1. In an apparatus for laying pipe along the bottom of a trench:
a longitudinally movable housing located within the trench for motion in a forward direction, said housing having a pair of laterally spaced upright side walls and transversely oriented upright front and rear walls connected to and extend across said side walls in longitudinally spaced positions, said rear wall being provided with an opening formed therethrough at the lower portion thereof to permit forward passage of said rear wall relative to pipe extending through the opening;
a longitudinal strip of flexible material stationarily anchored within said trench at a location rearward of said housing extending through the housing rear wall opening and along the interior bottom portion of the housing;
pipe positioning means within the housing to position individual sections of pipe on the strip of flexible material in frictional surface to surface contact therewith in a horizontal position along the interior bottom portion of the housing with each section of pipe so positioned being in coaxial longitudinal abutment with previously placed pipe in the trench;
a bedding material placement chute on said housing having an outlet at the lower portion of the housing to direct bedding material beneath said strip of flexible material;
backfilling means on said housing rearwardly adjacent to said rear Wall to fill any remaining space about the pipe as the housing rear wall passes along the trench;
and reciprocating force applying means within said housing to intermittently exert a rearward force on each section of pipe after it is positioned on the strip of material;
said reciprocating force means comprising:
a transverse pushing element located between said side walls at the lower portion of said housing, said pushing element being movably mounted on said housing for horizontal longitudinal motion relative thereto and being movable to a first position projecting across the pipe cross sectional area forward of a section of pipe positioned on said sheet of material by said pipe positioning means;
and selectively operable power means on said housing 5 operatively connected to said pushing element to selectively move said element to said first position and to subsequently move said pusher element hon'zontally rearward relative to the housing.
2. An apparatus as set out in claim 1 wherein said 10 power means comprises:
a length of cable including a horizontal longitudinal flight guided on said housing adjacent to the pipe sections positioned on the strip of material by said pipe positioning means, said transverse pushing element being fixed to the flight intermediate the ends thereof; and a selectively operable power mechanism on said housing connected to said cable to selectively reciprocate said cable along said flight.
References Cited UNITED STATES PATENTS 123,479 2/ 1872 Hooton 6172.5 332,126 12/1885 White 61-725 536,340 3/1895 Hanneborg 6172.5 1,214,417 1/1917 Bishop 294104 1,790,032 1/ 1931 Visser 61-72.7 1,991,919 2/1935 Bruins 61-72.5 2,123,243 7/1938 Janert 61-72.7 2,738,745 3/1956 Harpold 61--72.1 2,742,003 4/ 1956 Crawford 6172.5 2,830,548 4/ 1958 McElvany 6l72.1 3,011,821 12/1961 Doty 294104 3,203,188 8/1965 Evans 61---72.6

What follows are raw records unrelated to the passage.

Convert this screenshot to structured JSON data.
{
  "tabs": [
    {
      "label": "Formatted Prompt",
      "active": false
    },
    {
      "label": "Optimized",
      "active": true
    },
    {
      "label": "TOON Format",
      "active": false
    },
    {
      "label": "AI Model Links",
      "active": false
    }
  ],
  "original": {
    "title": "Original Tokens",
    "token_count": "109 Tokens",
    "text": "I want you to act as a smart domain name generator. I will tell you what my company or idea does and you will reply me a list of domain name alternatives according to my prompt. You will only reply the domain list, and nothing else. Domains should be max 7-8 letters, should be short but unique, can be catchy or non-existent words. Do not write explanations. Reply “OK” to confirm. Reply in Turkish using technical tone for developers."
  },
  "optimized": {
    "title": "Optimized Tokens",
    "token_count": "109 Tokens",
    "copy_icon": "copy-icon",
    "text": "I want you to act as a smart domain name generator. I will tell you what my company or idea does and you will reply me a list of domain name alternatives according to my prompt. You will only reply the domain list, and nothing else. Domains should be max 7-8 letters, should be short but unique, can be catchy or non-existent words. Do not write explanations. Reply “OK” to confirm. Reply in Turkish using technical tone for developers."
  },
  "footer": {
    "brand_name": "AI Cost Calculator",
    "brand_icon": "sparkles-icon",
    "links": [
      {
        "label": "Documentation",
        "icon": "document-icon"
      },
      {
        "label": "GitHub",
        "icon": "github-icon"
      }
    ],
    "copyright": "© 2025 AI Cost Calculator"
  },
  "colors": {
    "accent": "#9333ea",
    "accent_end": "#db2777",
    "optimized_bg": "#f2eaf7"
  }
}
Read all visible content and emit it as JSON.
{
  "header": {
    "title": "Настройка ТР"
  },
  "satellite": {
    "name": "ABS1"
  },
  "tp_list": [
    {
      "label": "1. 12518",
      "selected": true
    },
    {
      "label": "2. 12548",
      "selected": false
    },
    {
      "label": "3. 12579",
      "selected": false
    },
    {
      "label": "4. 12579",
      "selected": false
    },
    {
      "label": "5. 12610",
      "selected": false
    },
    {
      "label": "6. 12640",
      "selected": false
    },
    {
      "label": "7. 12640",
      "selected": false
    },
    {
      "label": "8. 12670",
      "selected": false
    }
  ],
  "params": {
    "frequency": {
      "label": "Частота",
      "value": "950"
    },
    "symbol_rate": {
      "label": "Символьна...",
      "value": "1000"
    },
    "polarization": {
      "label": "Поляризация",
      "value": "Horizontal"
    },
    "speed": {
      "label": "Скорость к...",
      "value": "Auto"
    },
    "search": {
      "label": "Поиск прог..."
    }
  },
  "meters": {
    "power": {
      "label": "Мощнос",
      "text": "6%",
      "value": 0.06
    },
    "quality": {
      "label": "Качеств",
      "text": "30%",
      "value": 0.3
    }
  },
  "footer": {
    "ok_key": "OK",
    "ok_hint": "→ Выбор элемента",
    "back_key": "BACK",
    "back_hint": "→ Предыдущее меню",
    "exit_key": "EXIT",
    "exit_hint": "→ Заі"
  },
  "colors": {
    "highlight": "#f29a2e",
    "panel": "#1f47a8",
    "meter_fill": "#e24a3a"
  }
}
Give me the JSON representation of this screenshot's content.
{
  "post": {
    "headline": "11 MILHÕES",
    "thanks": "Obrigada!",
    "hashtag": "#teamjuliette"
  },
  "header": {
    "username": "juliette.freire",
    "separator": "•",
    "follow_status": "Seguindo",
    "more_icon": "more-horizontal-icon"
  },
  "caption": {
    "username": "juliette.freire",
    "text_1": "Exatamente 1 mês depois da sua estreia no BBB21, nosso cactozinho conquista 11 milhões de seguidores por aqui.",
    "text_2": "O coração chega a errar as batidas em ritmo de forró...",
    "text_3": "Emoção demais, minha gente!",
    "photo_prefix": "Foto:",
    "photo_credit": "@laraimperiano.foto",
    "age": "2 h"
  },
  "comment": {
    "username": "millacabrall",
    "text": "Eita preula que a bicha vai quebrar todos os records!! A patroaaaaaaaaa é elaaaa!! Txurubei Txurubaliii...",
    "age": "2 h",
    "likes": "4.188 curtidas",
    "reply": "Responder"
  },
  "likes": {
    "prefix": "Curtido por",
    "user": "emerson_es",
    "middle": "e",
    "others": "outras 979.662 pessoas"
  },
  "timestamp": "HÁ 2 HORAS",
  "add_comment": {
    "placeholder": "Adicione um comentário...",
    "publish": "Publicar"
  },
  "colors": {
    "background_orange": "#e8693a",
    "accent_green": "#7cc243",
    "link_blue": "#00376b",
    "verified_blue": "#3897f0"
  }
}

DAVID J. WILLIAMOWSKY, Primary Examiner.
JACOB SHAPIRO, Examiner.